- _Task details_:
Locate the word "illustration" in the material, then show every line that holds it.

┄┄┄┄┄┄

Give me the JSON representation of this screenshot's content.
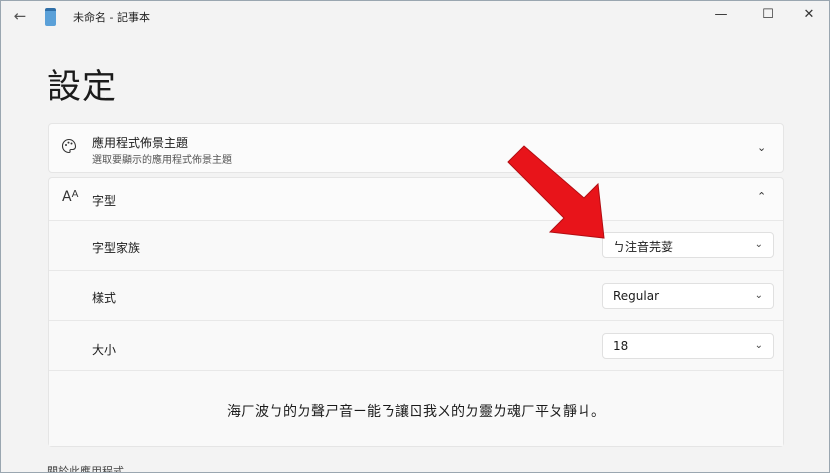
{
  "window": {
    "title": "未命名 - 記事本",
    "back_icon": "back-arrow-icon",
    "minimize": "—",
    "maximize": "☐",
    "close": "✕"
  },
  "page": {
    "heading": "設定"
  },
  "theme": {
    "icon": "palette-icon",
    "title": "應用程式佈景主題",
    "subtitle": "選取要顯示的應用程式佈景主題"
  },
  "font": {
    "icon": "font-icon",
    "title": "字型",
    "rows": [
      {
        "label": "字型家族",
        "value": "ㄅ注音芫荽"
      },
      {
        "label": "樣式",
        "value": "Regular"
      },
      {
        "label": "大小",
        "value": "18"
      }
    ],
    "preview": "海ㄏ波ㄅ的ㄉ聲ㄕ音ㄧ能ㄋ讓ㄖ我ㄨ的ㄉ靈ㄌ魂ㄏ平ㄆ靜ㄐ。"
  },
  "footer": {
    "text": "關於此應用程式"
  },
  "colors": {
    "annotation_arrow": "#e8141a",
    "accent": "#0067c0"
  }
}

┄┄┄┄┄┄

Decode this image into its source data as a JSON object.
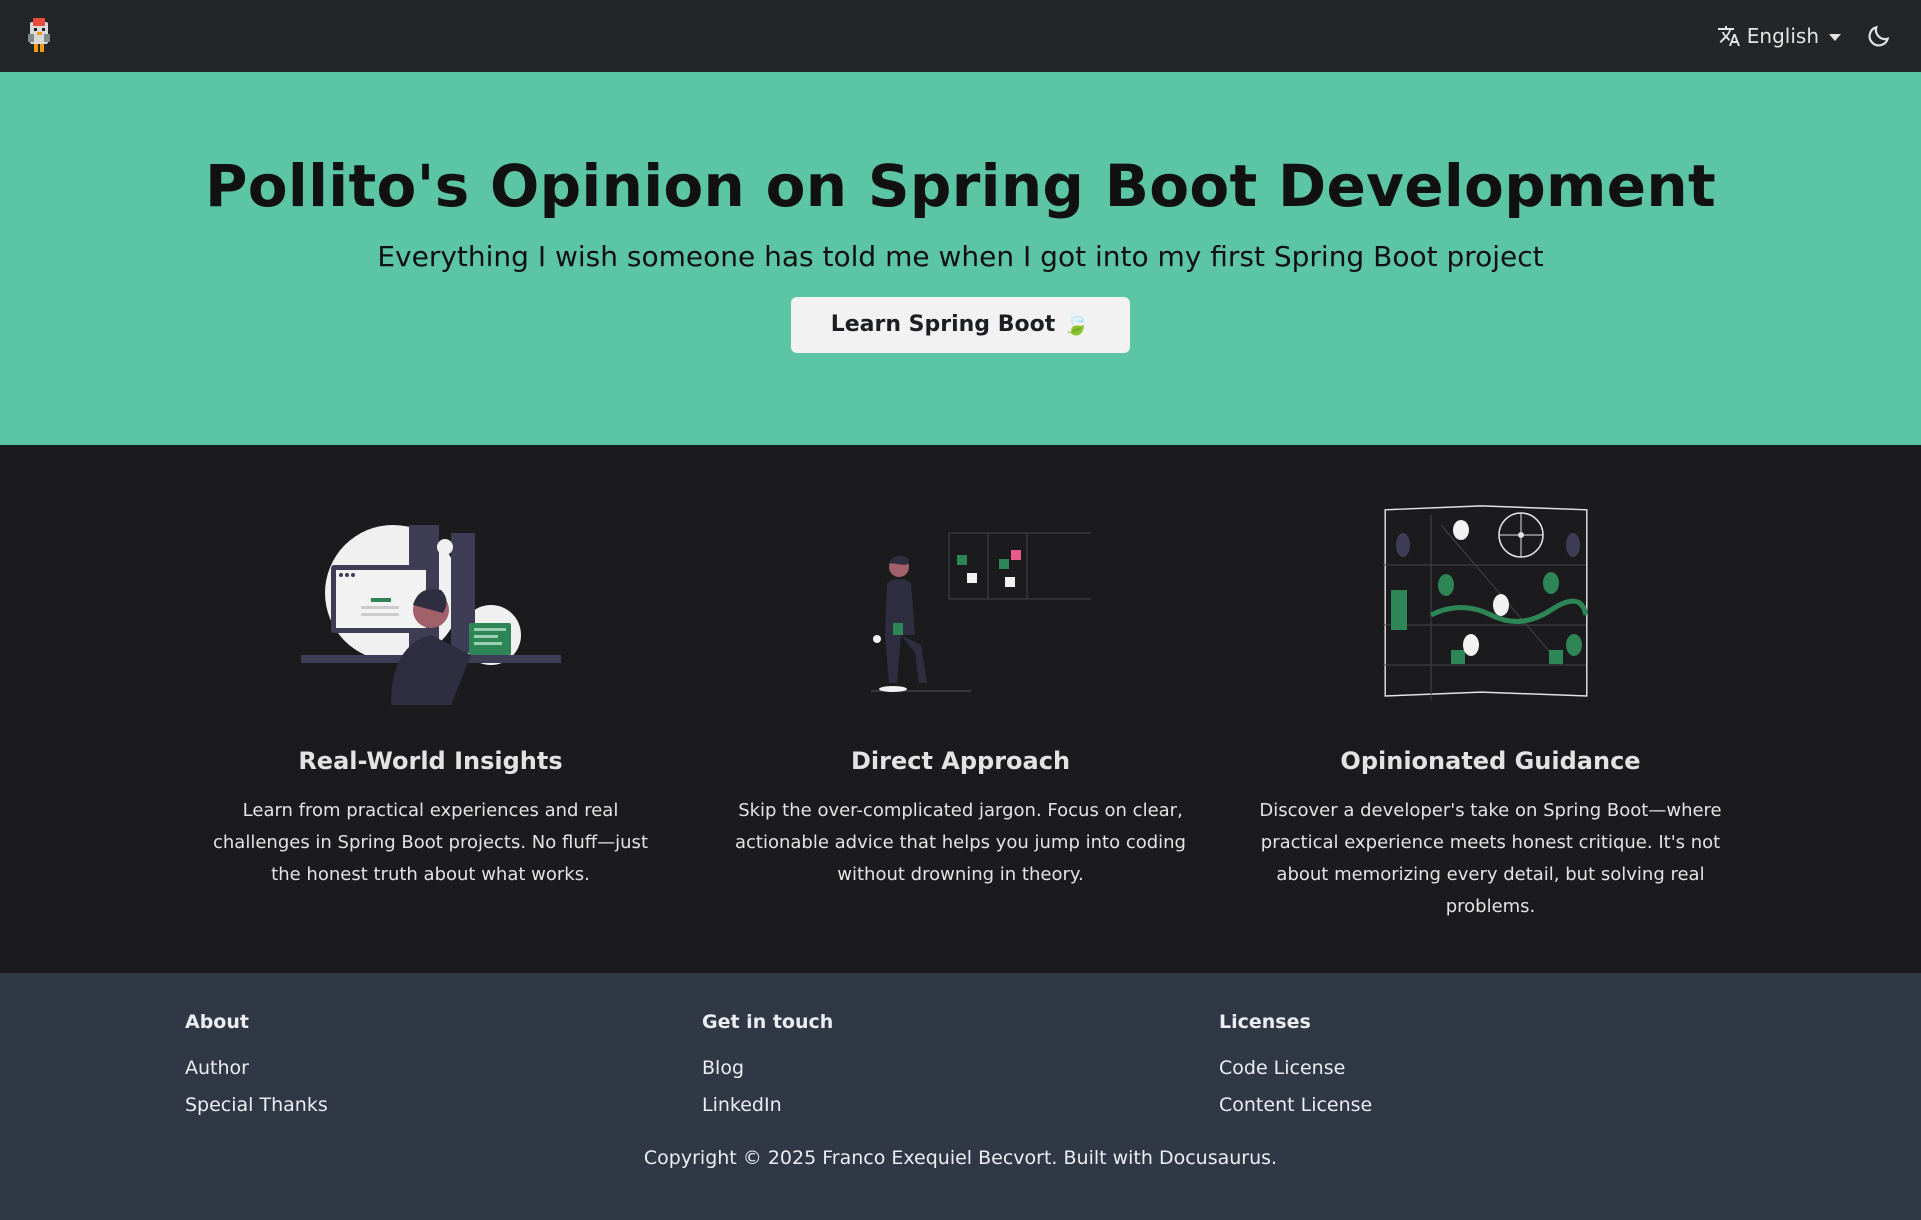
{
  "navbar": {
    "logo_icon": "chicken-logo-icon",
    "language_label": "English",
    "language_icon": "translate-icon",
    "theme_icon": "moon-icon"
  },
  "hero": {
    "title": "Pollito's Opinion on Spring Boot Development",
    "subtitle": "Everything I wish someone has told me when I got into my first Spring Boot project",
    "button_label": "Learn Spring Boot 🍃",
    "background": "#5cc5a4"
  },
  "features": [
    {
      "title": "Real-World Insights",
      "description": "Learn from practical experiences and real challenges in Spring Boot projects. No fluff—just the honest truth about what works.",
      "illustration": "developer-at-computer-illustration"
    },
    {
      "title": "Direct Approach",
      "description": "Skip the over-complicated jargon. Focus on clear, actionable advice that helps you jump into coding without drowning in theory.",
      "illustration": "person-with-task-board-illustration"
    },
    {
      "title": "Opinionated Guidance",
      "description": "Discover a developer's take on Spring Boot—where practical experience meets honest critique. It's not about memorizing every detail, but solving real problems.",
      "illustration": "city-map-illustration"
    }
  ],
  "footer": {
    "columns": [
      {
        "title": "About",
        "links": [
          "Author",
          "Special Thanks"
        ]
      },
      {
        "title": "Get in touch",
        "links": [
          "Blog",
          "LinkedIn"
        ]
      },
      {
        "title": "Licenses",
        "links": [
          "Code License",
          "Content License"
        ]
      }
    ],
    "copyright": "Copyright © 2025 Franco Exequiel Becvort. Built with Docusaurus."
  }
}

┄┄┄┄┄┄

- _Expected output_:
      "illustration": "developer-at-computer-illustration"
      "illustration": "person-with-task-board-illustration"
      "illustration": "city-map-illustration"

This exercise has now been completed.